House Bill 1927 would eliminate the requirement for Texas citizens to acquire a permit to carry handguns if they’re not prohibited by state or federal law from owning a firearm.
The measure, already passed by the Texas House last week, now heads to a conference committee for the two chambers to debate amendments and settle differences until the House and Senate versions are identical. The bill will then go to Governor Greg Abbott’s desk for his final signature.
Current Texas law stipulates that Texans must be licensed to carry a handgun, whether openly or concealed. To obtain a permit, applicants must be fingerprinted, attend multiple hours of training, prove they are 21 years old, and pass a written exam and a shooting safety and proficiency test.
Supporters of the bill say its passage is long overdue, and that Texas should follow the model of several other states, such as Idaho and Arizona, to enact “constitutional carry” legislation.

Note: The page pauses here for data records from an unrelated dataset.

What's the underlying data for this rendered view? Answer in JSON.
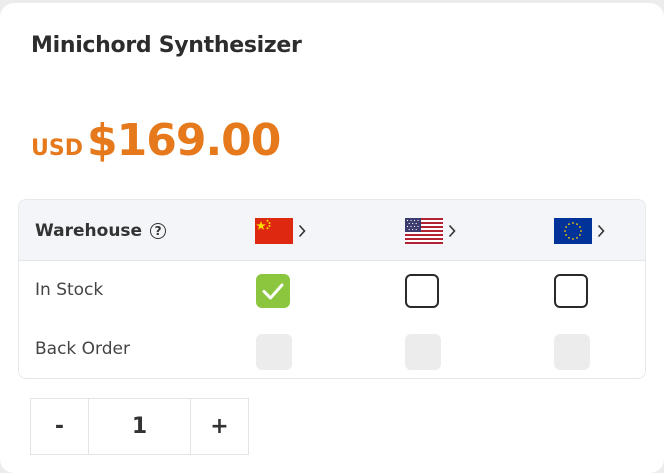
{
  "product": {
    "title": "Minichord Synthesizer",
    "currency": "USD",
    "price": "$169.00",
    "price_color": "#e5791b"
  },
  "table": {
    "header_label": "Warehouse",
    "help_icon": "question-circle-icon",
    "help_glyph": "?",
    "warehouses": [
      {
        "flag_icon": "china-flag-icon"
      },
      {
        "flag_icon": "usa-flag-icon"
      },
      {
        "flag_icon": "eu-flag-icon"
      }
    ],
    "in_stock_label": "In Stock",
    "back_order_label": "Back Order",
    "in_stock": [
      true,
      false,
      false
    ],
    "back_order": [
      false,
      false,
      false
    ],
    "checked_color": "#8cc63f"
  },
  "quantity": {
    "minus_label": "-",
    "value": "1",
    "plus_label": "+"
  }
}
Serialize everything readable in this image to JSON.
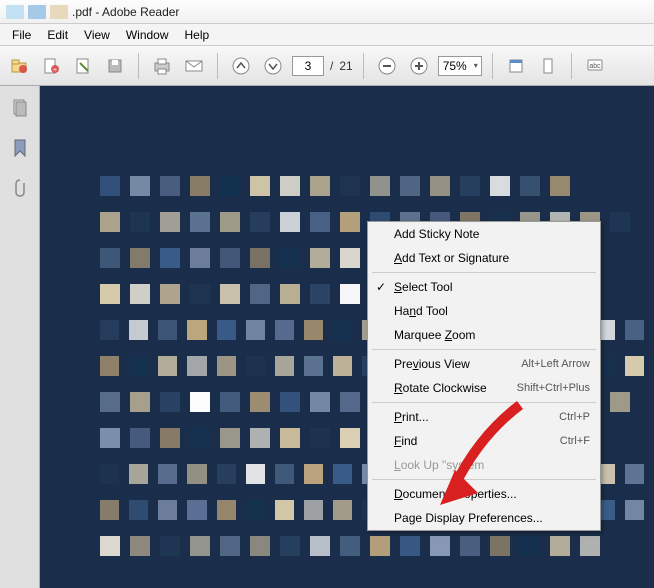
{
  "titlebar": {
    "filename": ".pdf",
    "appname": "Adobe Reader"
  },
  "menubar": {
    "items": [
      "File",
      "Edit",
      "View",
      "Window",
      "Help"
    ]
  },
  "toolbar": {
    "current_page": "3",
    "page_sep": "/",
    "total_pages": "21",
    "zoom_value": "75%"
  },
  "contextmenu": {
    "add_sticky": "Add Sticky Note",
    "add_text": "Add Text or Signature",
    "select_tool": "Select Tool",
    "hand_tool": "Hand Tool",
    "marquee_zoom": "Marquee Zoom",
    "previous_view": "Previous View",
    "previous_view_sc": "Alt+Left Arrow",
    "rotate_cw": "Rotate Clockwise",
    "rotate_cw_sc": "Shift+Ctrl+Plus",
    "print": "Print...",
    "print_sc": "Ctrl+P",
    "find": "Find",
    "find_sc": "Ctrl+F",
    "lookup": "Look Up \"system",
    "doc_props": "Document Properties...",
    "page_display": "Page Display Preferences..."
  },
  "mosaic_colors": [
    "#3a5d8a",
    "#c4b89a",
    "#e6e2d6",
    "#8a9dba",
    "#2d4668",
    "#d6c4a0",
    "#5d7296",
    "#ffffff",
    "#1f3654",
    "#a38f6e",
    "#4b6588",
    "#e2d6ba",
    "#133250",
    "#c0a87e",
    "#6a80a0",
    "#dccfae"
  ]
}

“This bill, to me, is a restoration of the belief in and trust of our citizens,” said Republican state senator Charles Schwertner. “We cannot allow another session to come and go where we pay lip service for the Second Amendment by failing to fully restore and protect the rights of citizens granted by the Constitution.”
Opponents fear that revoking the licensing requirement will impede law-enforcement efforts and allow people to carry handguns without background checks and with insufficient training. Gun-control advocates have come out against the bill, citing concerns about spikes in gun violence in Texas in recent years.
“This will be the first time . . . that we will not look to training or background checks or law enforcement or the authorities to know who they are dealing with,” said Democratic state senator John Whitmire. He added that permitless carry is a “huge departure from where we’ve been before.”